The project at Kondoa Rock-Art site will focus on updating the conservation and management plan for the site through capacity building workshops, and raising awareness among the local communities through education and outreach on the conservation and management needs of the site as well as its potential for the development of sustainable cultural tourism.
The United Republic of Tanzania ratified the UNESCO 1972 Convention concerning the Protection of the World Cultural and Natural Heritage in 1977 and currently has seven properties inscribed on the UNESCO World Heritage List, including:
- Kondoa Rock-Art Sites (2006)
- Ruins of Kilwa Kisiwani and Ruins of Songo Mnara (1981)
- Stone Town of Zanzibar (2000)
- Kilimanjaro National Park (1987)
- Selous Game Reserve (1982)
- Serengeti National Park (1981)
- Ngorongoro Conservation Area (1979,2010)
International Assistance under the World Heritage Convention is a financial assistance granted to the States Parties in order to help them protect the cultural or natural heritage sites inscribed on the World Heritage List or on the List of World Heritage in Danger. International Assistance under the World Heritage Fund can support projects falling under one of the following three categories: Emergency Assistance; Conservation & Management; and Preparatory Assistance.
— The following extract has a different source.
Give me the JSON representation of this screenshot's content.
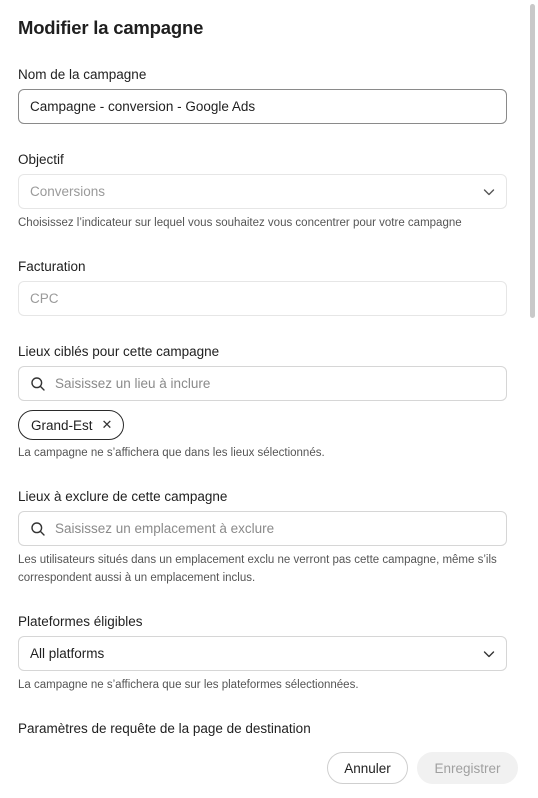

For funding in 2021, the deadline for submission is 31 October 2020.
For more information on the International Assistance from the World Heritage Fund, please visit